A: The SW produces 210 microwatts/CM2. The LW produces 200 microwatts/CM2.




Model LS-7 LW/SW UV Lamp

Q: What are the applications for this light?

A: This lamp is recommended for laboratories, educational applications, mineral collectors and philatelists.

Q: How does this differ from the LS-4?

A: The LS-7 has a larger filter area.

Q: How close does the light need to be to what I am examining?

A: The optimum distance is 3” to 6” between the lamp and the object being examined.

Q: What is the output intensity at 6"?

A: The SW produces 230 microwatts/CM². The LW produces 250 microwatts/CM².




Model 88 Superstar, 12 watt UV lamp

Q: What are the applications for this light?

A: The Model 88 provides an intense flood of either longwave or shortwave ultraviolet easily. This will fluoresce a wider area for visibility.

Q: How large an area will this cover?

A: This lamp is ideal for an area of one to two square feet.

Q: What is the output intensity at 6"?

A: The SW produces 190 microwatts/CM². The LW produces 230 microwatts/CM².




Model 218

Q: What are the applications for this light?

A: The Model 218 is designed to be mounted within a display case.

Q: Do I need any special construction materials within the display case so as not to interfere with the fluoresce properties of the item on display?

A: The background should be black to maximize the intensity. A glass special plastic will protect viewers from SW radiation.

Q: How close does the light need to be to what I am examining?

A: At 18" this covers a 2’ x 4’ display area, at 20” it will cover a 3’ x 5’ display.

Q: What is the overall size of the Model 218?

A: 19.5” x 4.5” x 3.5”

Q: What is the output intensity at 6"?

A: The SW produces 560 microwatts/CM². The LW produces 460 microwatts/CM².




Raytector 5-2

First switch off the lamp and place it on its back. Remove the four screws located on either side of the lens cover. Then rotate the tube ¼ turn and slip out of the socket. Replace with #11-054 shortwave and #11-071 longwave tubes. Reassemble the lamp.

Q: How long with the battery last?

A: The battery will last you approximately 3 to 5 years, depending on usage.

Q: Can I change the battery myself?

A: Yes, just follow these instructions:

  1. Remove the black plastic cover by removing the (4) Philip screws. Cover will now slide off.
  2. Remove the filter glass assembly by removing the (4) Philip side screws.
  3. Separate the body halves by removing the (3) Philip screws recessed in the body. The outer labels will prevent the halves from separating. You can avoid cutting the labels by hinging the halves carefully at the labels.
  4. Once the lamp is open, you can see the battery. Remove the battery bracket by removing the (2) Philip screws.
  5. Remove the battery. Carefully pull off the slip-on leads. Note the polarity, red for positive, black for negative.
  6. Replace the battery with a Panasonic valve regulated lead-acid battery. Model No. LCRO64R5CH (available from Radio Shack) or equivalent.
  7. To reassemble, reverse the above steps.
  8. Dispose of the old battery in a proper manner.

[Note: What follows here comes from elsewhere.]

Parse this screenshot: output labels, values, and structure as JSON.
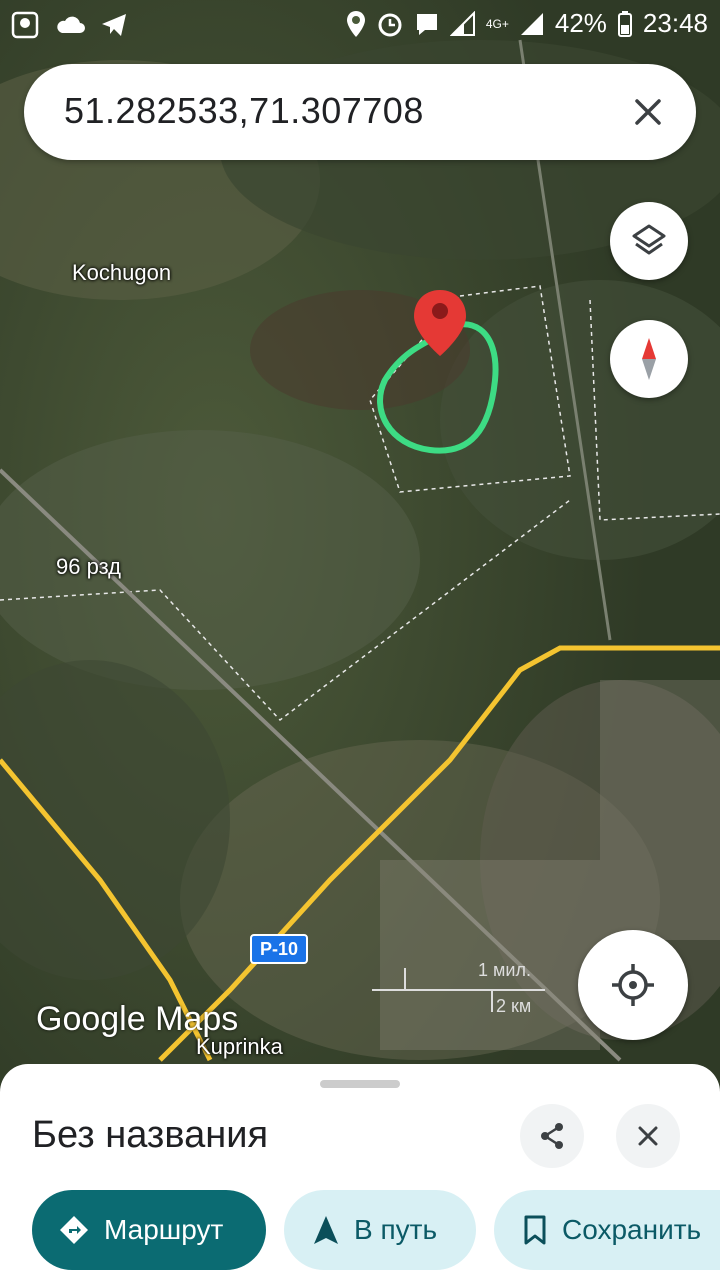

Q: How big is the Raytector (R5)?

A: 10” x 5.5” x 3”

Q: Will the Raytector (R5) work in the daytime?

A: No, it is best used in a dark room or at night.

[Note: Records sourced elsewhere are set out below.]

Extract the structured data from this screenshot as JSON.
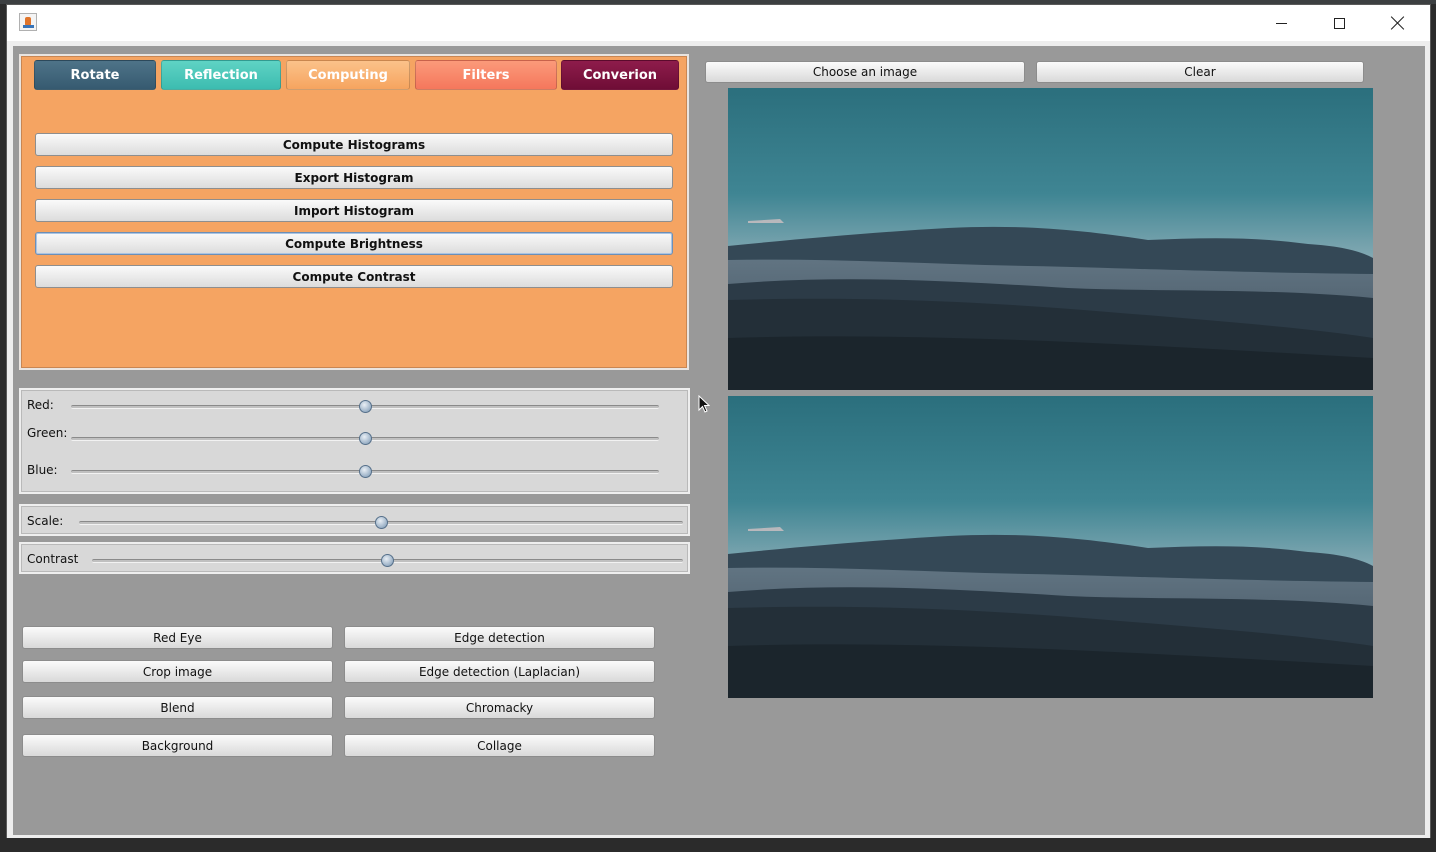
{
  "window": {
    "title": ""
  },
  "tabs": [
    {
      "label": "Rotate"
    },
    {
      "label": "Reflection"
    },
    {
      "label": "Computing"
    },
    {
      "label": "Filters"
    },
    {
      "label": "Converion"
    }
  ],
  "computing_actions": [
    {
      "label": "Compute Histograms"
    },
    {
      "label": "Export Histogram"
    },
    {
      "label": "Import Histogram"
    },
    {
      "label": "Compute Brightness"
    },
    {
      "label": "Compute Contrast"
    }
  ],
  "sliders": {
    "red": {
      "label": "Red:",
      "value": 0.5
    },
    "green": {
      "label": "Green:",
      "value": 0.5
    },
    "blue": {
      "label": "Blue:",
      "value": 0.5
    },
    "scale": {
      "label": "Scale:",
      "value": 0.5
    },
    "contrast": {
      "label": "Contrast",
      "value": 0.5
    }
  },
  "tools": [
    {
      "label": "Red Eye"
    },
    {
      "label": "Edge detection"
    },
    {
      "label": "Crop image"
    },
    {
      "label": "Edge detection (Laplacian)"
    },
    {
      "label": "Blend"
    },
    {
      "label": "Chromacky"
    },
    {
      "label": "Background"
    },
    {
      "label": "Collage"
    }
  ],
  "image_controls": {
    "choose_label": "Choose an image",
    "clear_label": "Clear"
  },
  "colors": {
    "panel_orange": "#f5a462",
    "client_gray": "#999999",
    "tab_rotate": "#3f6479",
    "tab_reflection": "#48c6b8",
    "tab_computing": "#f8b070",
    "tab_filters": "#f7866a",
    "tab_conversion": "#7b1240"
  },
  "icons": {
    "app": "java-icon",
    "minimize": "minimize-icon",
    "maximize": "maximize-icon",
    "close": "close-icon"
  }
}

Q: How do I operate the Raytector (R5) on the battery?

A: Your new Raytector (R5) has a built-in rechargeable sealed lead acid battery designed for long life. When the on/off switch is depressed, the green indicator light will light indicating the lamp is in operation. Battery operation will give the lamp 5 to 7 hours of use when fully charged.

Q: How do I clean the filters?

A: Use a soft cloth with Windex.

Q: What is the output intensity at 6”?

A: The SW produces 190 microwatts/CM². The LW produces 180 microwatts/CM².




Versalume

Q: What are the applications for this light?

A: The Versalume is lightweight and portable. The Versalume is designed for small item analysis. This is designed with a built in lamp stand for hands free operation.

Q: How close does the light need to be to what I am examining?

A: 1” to 3” is the optimum distance from the lamp to the object under examination.

Q: What is the expected battery life?

A: With intermittent use, the batteries should last approximately 5 hours.

Q: What is the output intensity at 6”?

A: The SW produces 40 microwatts/CM². The LW produces 50 microwatts/CM².